Physical and mental abuse is reported as the main cause for divorce, in 5.8 per cent of the divorce cases in the U.S., according to a paper published by Penn State University. You can seek a fault divorce on the grounds of mental abuse or adultery. Alternatively, you can opt for a no-fault divorce in case you feel that you and your spouse have irreconcilable differences that often lead to clashes in the family. The legal procedure, time, cost and paperwork involved are different for each type of divorce.
The common grounds for fault divorce include cruelty, physical or mental abuse, adultery, abandonment, substance abuse, financial instability, impotency or mental illness. When one spouse is at fault, then the other can be granted a divorce. The victimised spouse in conflicted marriages is entitled to greater alimony and share in marital property. However, when both the spouses are at fault, then based on the theory of comparative rectitude, the person who has committed lesser faults is granted a divorce. Fault divorces are given priority in family courts and the cases are attended fast.
Many married couples opt for separation when they discover personality problems, incompatibility, communication problems, or lack of love. There can sometimes be absolutely no grounds for a no-fault divorce. The spouse seeking divorce need not prove faults like physical or mental abuse in his partner. No-fault divorces are much slower than fault divorces because some states require the couple to live separately for few months before they are granted a no-fault divorce.
All divorce cases must undergo legal proceedings at family courts. However, not all divorce cases require the applicants to appear in the court. Only if you are unable to come to an agreement with your spouse on issues concerning separation, should you opt for a contested divorce. The judge of the family court examines and approves the marital assets and debts division, as well as child custody and alimony details if all the terms and conditions are in favour of both the spouses.

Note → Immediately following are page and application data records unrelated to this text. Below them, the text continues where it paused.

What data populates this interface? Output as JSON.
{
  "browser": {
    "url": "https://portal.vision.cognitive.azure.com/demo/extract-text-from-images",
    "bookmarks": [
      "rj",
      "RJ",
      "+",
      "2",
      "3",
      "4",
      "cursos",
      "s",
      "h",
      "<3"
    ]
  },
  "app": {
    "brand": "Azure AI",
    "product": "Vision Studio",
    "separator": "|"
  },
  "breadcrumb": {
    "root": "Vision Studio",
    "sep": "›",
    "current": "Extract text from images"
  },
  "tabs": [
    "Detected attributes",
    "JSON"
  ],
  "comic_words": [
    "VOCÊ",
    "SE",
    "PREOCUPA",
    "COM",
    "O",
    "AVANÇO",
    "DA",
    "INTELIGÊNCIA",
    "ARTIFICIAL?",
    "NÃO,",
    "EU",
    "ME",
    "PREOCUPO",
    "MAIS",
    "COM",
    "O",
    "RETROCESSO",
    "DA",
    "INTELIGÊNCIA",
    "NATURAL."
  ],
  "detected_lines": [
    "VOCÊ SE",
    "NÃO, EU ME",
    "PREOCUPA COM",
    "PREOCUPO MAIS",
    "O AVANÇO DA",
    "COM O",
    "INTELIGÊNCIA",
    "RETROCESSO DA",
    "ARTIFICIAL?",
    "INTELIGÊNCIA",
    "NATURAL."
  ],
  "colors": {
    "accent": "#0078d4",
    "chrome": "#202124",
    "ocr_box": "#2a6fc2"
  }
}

If both the spouses come to a mutual agreement and opt for an uncontested divorce, they may not need to appear in court or face the trial. They need to complete the divorce papers and sign the agreement for marital settlement. They could do it themselves or hire a paralegal to help them with the paperwork. They may not even need a lawyer for an uncontested divorce, except for reviewing the paperwork. Uncontested divorces are therefore not too expensive.
Although it is not possible to stop granting of a no-fault divorce, a spouse charged with faults like physical or mental abuse or adultery can prevent the grant of a fault divorce. For instance, a spouse charged with abandonment may claim that he was provoked by his spouse to take that step. Similarly, a spouse charged with adultery may claim that his spouse connived and facilitated his act by setting up the plot or that his spouse condoned and supported his actions.
- Penn State University: People's Reasons for Divorcing
- Nolo: No Fault Divorce Vs. Fault Divorce FAQ--What is a "fault" divorce
- Nolo: No Fault Divorce Vs. Fault Divorce FAQ--What is a "no fault" divorce
- "Nolo's Essential Guide to Divorce"; Attorney Emily Doskow; 2008
- Nolo: No Fault Divorce Vs. Fault Divorce FAQ Can a spouse prevent a court from granting a divorce